Among the records below, how many lines contain the word "Database"? The answer is a single number.

▸ **Records from a data collection**
######

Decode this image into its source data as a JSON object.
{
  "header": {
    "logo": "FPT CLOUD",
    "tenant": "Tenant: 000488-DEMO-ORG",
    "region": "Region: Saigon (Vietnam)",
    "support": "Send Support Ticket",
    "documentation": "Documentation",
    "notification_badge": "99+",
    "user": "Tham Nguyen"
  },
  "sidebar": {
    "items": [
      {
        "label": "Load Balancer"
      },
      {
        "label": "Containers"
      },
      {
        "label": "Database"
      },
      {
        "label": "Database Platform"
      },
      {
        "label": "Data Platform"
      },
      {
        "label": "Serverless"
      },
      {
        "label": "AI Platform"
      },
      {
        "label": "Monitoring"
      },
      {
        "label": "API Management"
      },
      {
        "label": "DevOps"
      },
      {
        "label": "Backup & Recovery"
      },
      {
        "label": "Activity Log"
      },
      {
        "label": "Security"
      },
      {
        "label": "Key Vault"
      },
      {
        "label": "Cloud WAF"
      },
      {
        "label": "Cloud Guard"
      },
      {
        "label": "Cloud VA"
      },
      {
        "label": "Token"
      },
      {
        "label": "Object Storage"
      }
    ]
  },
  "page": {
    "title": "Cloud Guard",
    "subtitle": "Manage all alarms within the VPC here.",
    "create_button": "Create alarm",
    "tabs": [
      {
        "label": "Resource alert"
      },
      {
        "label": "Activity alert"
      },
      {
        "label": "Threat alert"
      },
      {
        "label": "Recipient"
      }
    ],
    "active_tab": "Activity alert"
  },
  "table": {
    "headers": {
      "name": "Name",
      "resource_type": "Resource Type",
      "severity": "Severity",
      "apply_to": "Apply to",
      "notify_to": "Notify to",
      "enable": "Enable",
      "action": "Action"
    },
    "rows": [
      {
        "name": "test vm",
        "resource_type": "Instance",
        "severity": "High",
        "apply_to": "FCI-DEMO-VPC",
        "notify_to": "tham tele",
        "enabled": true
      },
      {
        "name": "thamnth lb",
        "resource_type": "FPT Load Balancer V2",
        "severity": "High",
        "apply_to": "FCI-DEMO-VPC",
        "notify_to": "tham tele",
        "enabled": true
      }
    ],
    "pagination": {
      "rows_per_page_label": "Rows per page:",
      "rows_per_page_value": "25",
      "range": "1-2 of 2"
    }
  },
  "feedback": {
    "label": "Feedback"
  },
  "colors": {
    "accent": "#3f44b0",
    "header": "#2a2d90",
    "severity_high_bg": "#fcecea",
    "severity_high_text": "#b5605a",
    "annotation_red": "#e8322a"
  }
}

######

▸ **Answer to this problem**
2